The morning was muggy. So was the crowded Metrobus. The gray-haired man, perspiring even in shirtsleeves, reached forward to pull open the window. Ahhh! A breath of air. But the same breeze bringing relief to some rush-hour commuters also whipped the hair-do of the young woman sitting closest to the window latch. As the bus picked up speed (and the breath became a gust), she clapped a protective hand to her curls and slammed the window shut.
The gray-haired man shrugged -- and perspired until he got off several blocks later at Dupont Circle.
Blame it on the stifling heat inside the bus that morning when I put down my book and took a look at a few of my fellow passengers. If God had created a perfect commuter this group would be left standing at the curb. In the rain:
The Fare Fumbler: She (well, mostly she) waits at the stop for 10 minutes, complaining that the bus is late. When it does arrive, she steps forward to board first.Then, and only then, does she begin rummaging through her purse to find the fare. Those in line behind her, all with their coins clutched ready, plot mayhem until she finally plucks out that last loose nickel.

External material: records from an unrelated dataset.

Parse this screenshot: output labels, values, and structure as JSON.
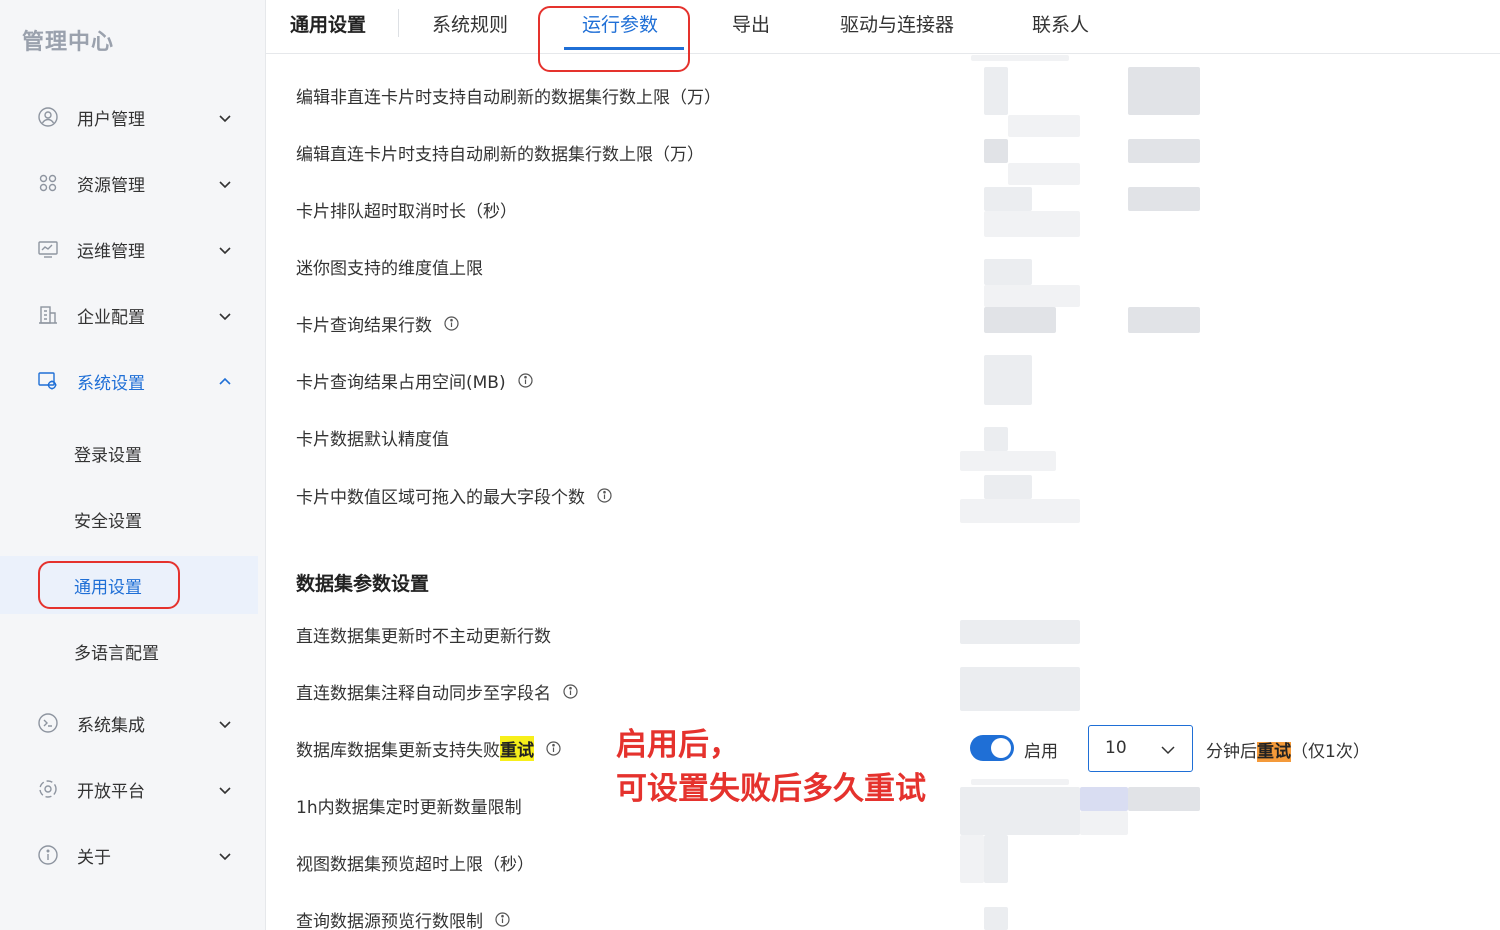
{
  "app_title": "管理中心",
  "sidebar": {
    "items": [
      {
        "label": "用户管理",
        "icon": "user-circle-icon"
      },
      {
        "label": "资源管理",
        "icon": "grid-icon"
      },
      {
        "label": "运维管理",
        "icon": "monitor-icon"
      },
      {
        "label": "企业配置",
        "icon": "building-icon"
      },
      {
        "label": "系统设置",
        "icon": "settings-icon"
      },
      {
        "label": "系统集成",
        "icon": "integration-icon"
      },
      {
        "label": "开放平台",
        "icon": "platform-icon"
      },
      {
        "label": "关于",
        "icon": "info-icon"
      }
    ],
    "sub_items": [
      {
        "label": "登录设置"
      },
      {
        "label": "安全设置"
      },
      {
        "label": "通用设置"
      },
      {
        "label": "多语言配置"
      }
    ]
  },
  "tabs": [
    {
      "label": "通用设置"
    },
    {
      "label": "系统规则"
    },
    {
      "label": "运行参数"
    },
    {
      "label": "导出"
    },
    {
      "label": "驱动与连接器"
    },
    {
      "label": "联系人"
    }
  ],
  "rows": [
    {
      "label": "编辑非直连卡片时支持自动刷新的数据集行数上限（万）"
    },
    {
      "label": "编辑直连卡片时支持自动刷新的数据集行数上限（万）"
    },
    {
      "label": "卡片排队超时取消时长（秒）"
    },
    {
      "label": "迷你图支持的维度值上限"
    },
    {
      "label": "卡片查询结果行数"
    },
    {
      "label": "卡片查询结果占用空间(MB)"
    },
    {
      "label": "卡片数据默认精度值"
    },
    {
      "label": "卡片中数值区域可拖入的最大字段个数"
    }
  ],
  "section_title": "数据集参数设置",
  "dataset_rows": [
    {
      "label": "直连数据集更新时不主动更新行数"
    },
    {
      "label": "直连数据集注释自动同步至字段名"
    },
    {
      "label_pre": "数据库数据集更新支持失败",
      "label_hl": "重试"
    },
    {
      "label": "1h内数据集定时更新数量限制"
    },
    {
      "label": "视图数据集预览超时上限（秒）"
    },
    {
      "label": "查询数据源预览行数限制"
    }
  ],
  "retry": {
    "toggle_label": "启用",
    "select_value": "10",
    "suffix_pre": "分钟后",
    "suffix_hl": "重试",
    "suffix_post": "（仅1次）"
  },
  "annotation": {
    "line1": "启用后，",
    "line2": "可设置失败后多久重试"
  },
  "colors": {
    "accent": "#1f6fd6",
    "annotation": "#e5322d",
    "highlight_yellow": "#f7ef1a",
    "highlight_orange": "#f49a3a"
  }
}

Moral: The driver isn't going to give you a free ride. Be prepared. $5Andy of the Aisle: Andy isn't his real name. It could be Arthur or Archibald. But he boards the near-empty bus at the beginning of the line, plunks down in an aisle seat and refuses to budge to the end of the route no matter how many passengers have to crawl over his long legs to reach the window seat. One morning three people had to make the hurdle. Maybe one of them stepped on his toes. Hard.
Moral: Slide over and save your shine.
The Jacket Flapper: Standing in the aisle, he reaches up to grasp the support rail. His unbuttoned jacket flies open, suddenly blinding the woman trying to read her paper below him. If the jacket stays over her face, she can push it away, alert its owner or take a bite out of the lining.
Moral: Button up or pay the consequences.
The Reluctant Farewellers: They've never met before, but fate put them in the same bus seat. Friends at first sight, they launch into a 20-block dialogue of work and family. But, too soon, one must get off. She gets a foot out of the door, but wait -- "What's your name?" "Where do you live?" "Give me your phone number." The driver races the engine. Other riders initially patient, consider a swift kick. Finally, in her own good time, she departs. Honestly, it happened.
Moral: Step off quickly or seal your friendship with a ride to the end of the line.
The Over-the-Shoulder Mafia: These people stride forcefully down the aisle unaware that their over-the-shoulder purses or tennis bags are creating havoc behind them. An arm bumped here, a forehead there.
Moral: You may be carrying a dangerous weapon.
The Shouters: When the conversation begins, they are only a foot apart. But boarding passengers have separated them. That doesn't kill their exchange; it only gets louder. They carry on right over your shoulder or into your face.
Moral: The rest of us don't care about your disco dates last night.
The Seat Snatcher: She stacks her shopping bundles next to her on the seat; he puts his brief case at his side. Either way, there's only room for about two-thirds of your sitter to be seated. Hang on.
Moral: Keep to your own turf.
Bus drivers, often the target of complaints, will -- when pressed -- also admit a few pet peeves.
Rena Ansley, who drives the N-1 route from Friendship Heights to the Archives, says, "Most of my passengers are really nice," but that doesn't mean she isn't occasionally irritated. Such as by the passenger "who waits until you're almost past the bus stop -- and then ding-dong, he wants off. You can't stop properly."
Samuel J. Corso, a driver for 38 years whose route (D-6) is Western Avenue to Brookmont, says he's annoyed by passengers who tell him, "Oh, you're running late,"
He knows he's late. "You try to be on time if you can," he says, "but if the traffic doesn't permit, you just can't do it."
One part-time driver, who wished to remain anonymous, says she finds that "bus drivers get a lot of frustrations taken out on them by the passengers. I don't know what kind of day they had, but they use the driver as a whipping post."
Don't get me wrong. Despite complaints to the contrary, young men and women still give up their seats to the elderly. Seated passengers often hold packages for those who must stand. Any number of people offer change to the rider who left the house without a couple of quarters. Most aisle-standers bear quietly the shoves and nudges inevitable in a crowded bus.
Ansley, for one, thinks courtesy is important in the daily commute. After all, she says, "We're all in this together."